Consider that only three of the top 20 players in field goal attempts last season shot at least 50 percent: Kevin Durant (17.3 FGA, 51.0 FG%), Blake Griffin (17.1 FGA, 50.1 FG%) and Davis, who topped both of them.

Of the 12 players who averaged at least 10.0 RPG, only Davis, Pau Gasol (80.3 FT%, 4.7 FTA) and LaMarcus Aldridge (84.5 FT%, 5.1 FTA) shot at least 80.0 percent from the free throw line.

He is the only player who blocked 2.0 or more shots per game and averaged more than 14.5 PPG, and the only player among the top-14 shot-blockers to average more than 18.5 PPG.

Oh, yeah, he also flat-out blocked the most shots in the league last season -- 0.3 more per game than Hassan Whiteside and 0.5 more than Serge Ibaka.

He also was one of just four big men (Nerlens Noel, Paul Millsap and DeMarcus Cousins) who averaged at least 1.5 SPG.

The only hole in his game is not shooting 3s, but he has been working on that, having hit three of his four attempts this preseason.

My point here is that you can get all of the production you desire from an elite big man -- huge field goal percentage, rebounds and blocks -- plus the great free throw percentage and steals of a quality guard all rolled up into one player who could well lead the league in scoring.

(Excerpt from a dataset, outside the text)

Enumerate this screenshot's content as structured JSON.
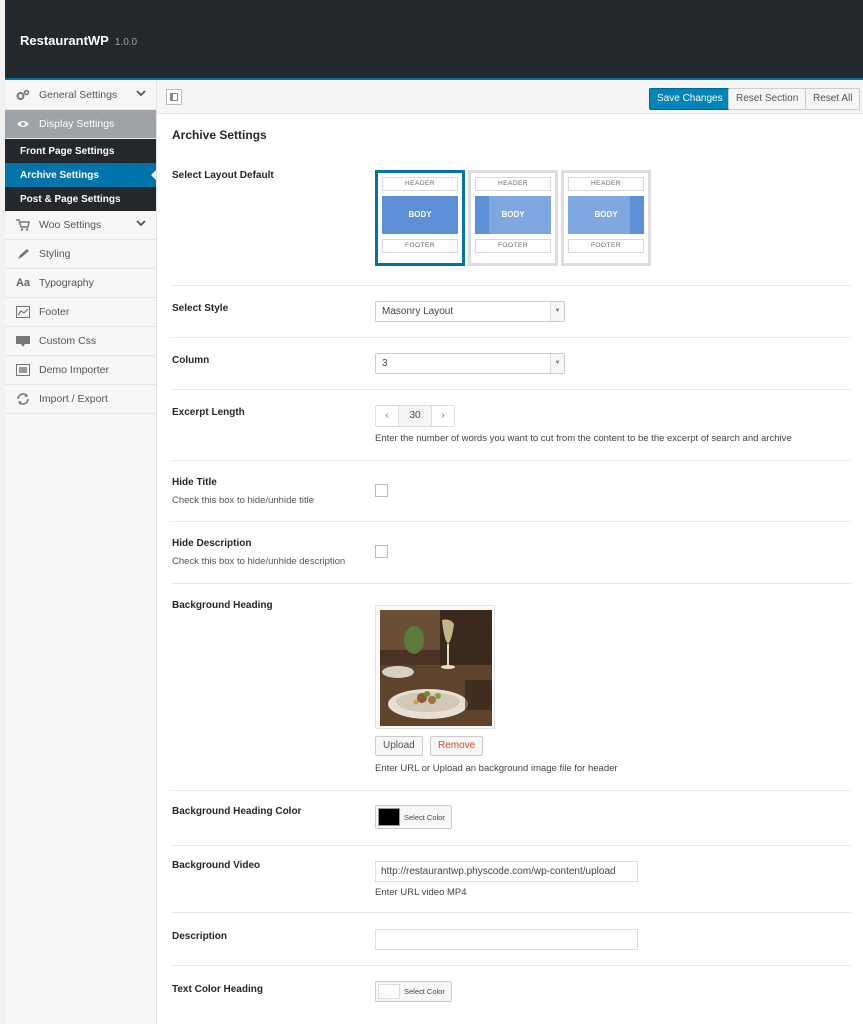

Taking him first is a no-brainer to me.

In case you haven't noticed, it took me more than 400 words to get to the only other player who could enter the conversation at No. 1: Stephen Curry.

There are a couple of reasons why I didn't need to bring him up until now. First, he already is one of the great fantasy players and better than the likes of James Harden, LeBron James, Russell Westbrook and Durant for all of the reasons that Joe Kaiser points out when making his case for Curry at No. 1. I can't really add anything to that -- watching Curry ball is like watching somebody rolling on the "arcade" level of a video game.

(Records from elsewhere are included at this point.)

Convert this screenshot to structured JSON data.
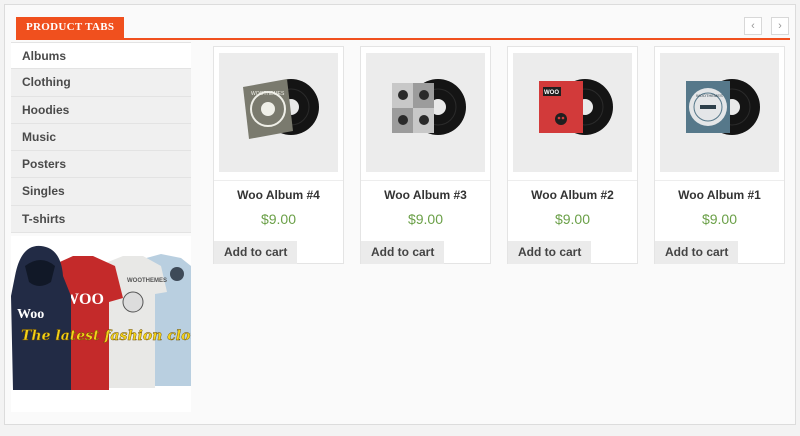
{
  "header": {
    "title": "PRODUCT TABS",
    "prev_icon": "‹",
    "next_icon": "›"
  },
  "categories": [
    {
      "label": "Albums"
    },
    {
      "label": "Clothing"
    },
    {
      "label": "Hoodies"
    },
    {
      "label": "Music"
    },
    {
      "label": "Posters"
    },
    {
      "label": "Singles"
    },
    {
      "label": "T-shirts"
    }
  ],
  "banner": {
    "woo_text": "Woo",
    "tagline": "The latest fashion clothing",
    "shirt_text": "WOO",
    "tee_text": "WOOTHEMES"
  },
  "products": [
    {
      "name": "Woo Album #4",
      "price": "$9.00",
      "cart_label": "Add to cart",
      "sleeve_color": "#7a7a6e",
      "sleeve_text": "WOOTHEMES"
    },
    {
      "name": "Woo Album #3",
      "price": "$9.00",
      "cart_label": "Add to cart",
      "sleeve_color": "#9c9c9c",
      "sleeve_text": ""
    },
    {
      "name": "Woo Album #2",
      "price": "$9.00",
      "cart_label": "Add to cart",
      "sleeve_color": "#d23a3a",
      "sleeve_text": "WOO"
    },
    {
      "name": "Woo Album #1",
      "price": "$9.00",
      "cart_label": "Add to cart",
      "sleeve_color": "#56788a",
      "sleeve_text": "WOOTHEMES"
    }
  ],
  "colors": {
    "accent": "#f0501e",
    "price": "#6ba048"
  }
}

But that brings me to the other reason. This isn't about Curry. It's about the epic heights that Davis' stat line could go this season.

Do we really think that Curry's numbers will expand this season on a team that is talented and has set roles? Surely Curry could lead the league in scoring, but what are the odds he suddenly cranks out 19-20 shots per game this season after averaging 16.8 FGA last season?

Plus, what does Curry really offer that Davis doesn't? Primarily 3-pointers and assists. But you can get most of those 7-9 assists per game by picking a point guard later in the draft, and everybody shoots 3s in this era (39 players last season averaged at least 1.8 3-pointers a game or exactly half of Curry's 3.6 3-pointers a game pace).

One more big sticking point for me is Alvin Gentry. You remember, the man who orchestrated the Golden State Warriors' potent offense last season -- the man who is now coaching the New Orleans Pelicans. Last season, they ranked 27th in the NBA in pace at 93.7, while the Warriors led at 100.7 -- 1.4 more than the second-place Houston Rockets.

It's safe to say that Davis' volume of attempts from the field, free throw line and 3-point line are all going to rise this season, as will his rebounding and assist opportunities.

The only genuine concern in my eyes is durability -- it's a legitimate issue, because he has played just 64, 67 and 68 games during his first three seasons.

I'm not going to sweat it much, though, because he already has an NBA-ready body and hasn't had any serious injuries to date. Most players take time to adjust to the rigors of being a heavily used player in an 82-game campaign. You need to look no further than Curry himself to find an example of a superstar who battled injuries when he was younger but turned into an iron man.

Regardless, I would rather risk missing Unibrow for a few weeks this season than miss out on what I expect to be an epic fantasy performance that could surpass the best we ever saw from guys like KG and Hakeem Olajuwon.

Draft Davis No. 1, and you will give your team a statistical backbone that will put you way ahead of the pack before you even draft your second player.